Consumer watchdog Choice says that yoghurt products that are often marketed as healthy, low fat and calcium rich are more akin to desserts than healthy breakfast options.
Investigative journalist at Choice, Kate Browne says that packaged breakfast pots, particularly yoghurts with muesli, are often laden with high kilojoule and sugar levels, and have a tendency to list confusing serving sizes.
Browne says that products such as Bulla Yoghurt Crunch Summer Berry, which offers yoghurt and muesli in a pot with a spoon is clearly intended to be eaten on the go, however, the small print indicates that one pot actually holds 2.25 serves.
“The average person is probably going to eat the whole pot, meaning they’ll consume 1339kJ and a whopping 42g of sugars. People may be surprised that this Bulla Yoghurt Crunch product has around the same number of kilojoules as a Magnum Almond, and over 50% more sugar,” Browne says.
“While sugar and kilojoule laden yoghurts do have the benefit of calcium, they are more of a dessert treat.”
Within the same category, Choice found Ski Double Up (with muesli) to contain five teaspoons of sugar per pot and Vaalia Breakfast To Go (with muesli) to contain four teaspoons of sugar per pot. In contrast the watchdog found Chobani’s plain Greek-style yoghurt low fat to contain less than one teaspoon of sugar.

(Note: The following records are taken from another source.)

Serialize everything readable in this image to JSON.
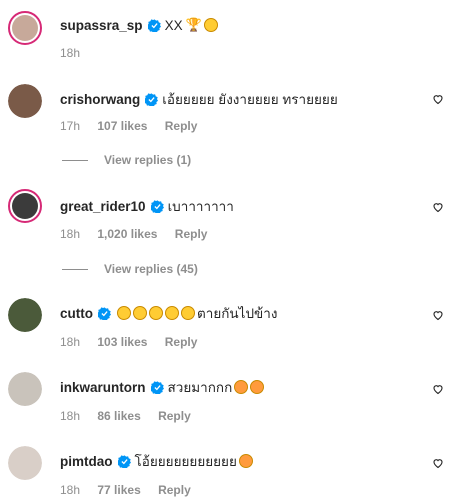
{
  "caption": {
    "username": "supassra_sp",
    "text": "XX",
    "time": "18h"
  },
  "comments": [
    {
      "username": "crishorwang",
      "text": "เอ้ยยยยย ยังงายยยย ทรายยยย",
      "time": "17h",
      "likes": "107 likes",
      "reply": "Reply",
      "view_replies": "View replies (1)",
      "avatar_color": "#7a5a48"
    },
    {
      "username": "great_rider10",
      "text": "เบาาาาาาา",
      "time": "18h",
      "likes": "1,020 likes",
      "reply": "Reply",
      "view_replies": "View replies (45)",
      "avatar_color": "#3b3b3b"
    },
    {
      "username": "cutto",
      "text": "ตายกันไปข้าง",
      "time": "18h",
      "likes": "103 likes",
      "reply": "Reply",
      "avatar_color": "#4b5a3a"
    },
    {
      "username": "inkwaruntorn",
      "text": "สวยมากกก",
      "time": "18h",
      "likes": "86 likes",
      "reply": "Reply",
      "avatar_color": "#c9c3bb"
    },
    {
      "username": "pimtdao",
      "text": "โอ้ยยยยยยยยยยย",
      "time": "18h",
      "likes": "77 likes",
      "reply": "Reply",
      "avatar_color": "#d9cfc8"
    }
  ],
  "colors": {
    "verified": "#0095f6",
    "story_ring": "#d62976",
    "muted": "#8e8e8e"
  }
}
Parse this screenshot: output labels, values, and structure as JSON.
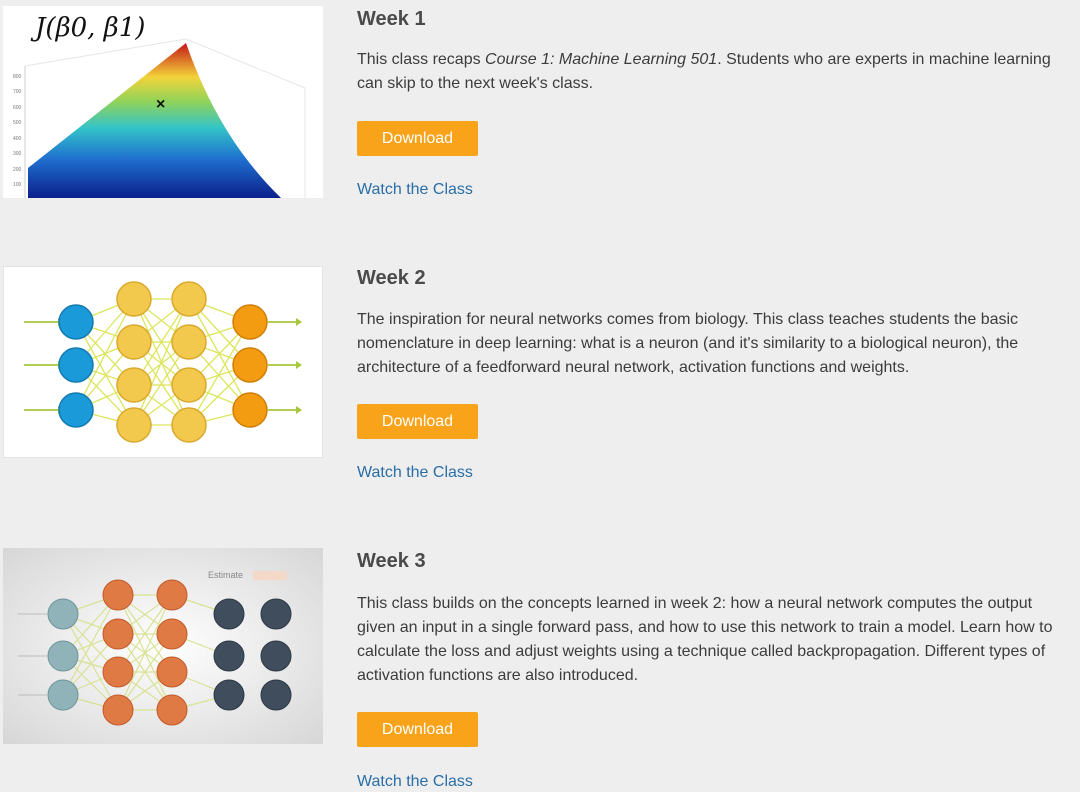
{
  "weeks": [
    {
      "title": "Week 1",
      "description_parts": {
        "before": "This class recaps ",
        "italic": "Course 1: Machine Learning 501",
        "after": ". Students who are experts in machine learning can skip to the next week's class."
      },
      "thumbnail_label": "J(β0, β1)",
      "download_label": "Download",
      "watch_label": "Watch the Class"
    },
    {
      "title": "Week 2",
      "description": "The inspiration for neural networks comes from biology. This class teaches students the basic nomenclature in deep learning: what is a neuron (and it's similarity to a biological neuron), the architecture of a feedforward neural network, activation functions and weights.",
      "download_label": "Download",
      "watch_label": "Watch the Class"
    },
    {
      "title": "Week 3",
      "description": "This class builds on the concepts learned in week 2: how a neural network computes the output given an input in a single forward pass, and how to use this network to train a model. Learn how to calculate the loss and adjust weights using a technique called backpropagation. Different types of activation functions are also introduced.",
      "thumbnail_label": "Estimate",
      "download_label": "Download",
      "watch_label": "Watch the Class"
    }
  ],
  "colors": {
    "background": "#eeeeee",
    "button": "#f9a31a",
    "link": "#2a6ea6",
    "input_neuron": "#1a9ad8",
    "hidden_neuron": "#f2c94c",
    "output_neuron": "#f39c12"
  }
}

Choice also examined a number of dairy-based products marketed towards children including YoGo Mix Choc Chips, which they found to contain no yoghurt but 1090kJ and 29.9g sugar per 150g pot. Choice says that this product sits in the same section as 140g Vaalia Kids Strawberry yoghurt which has around half the kilojoules and sugar.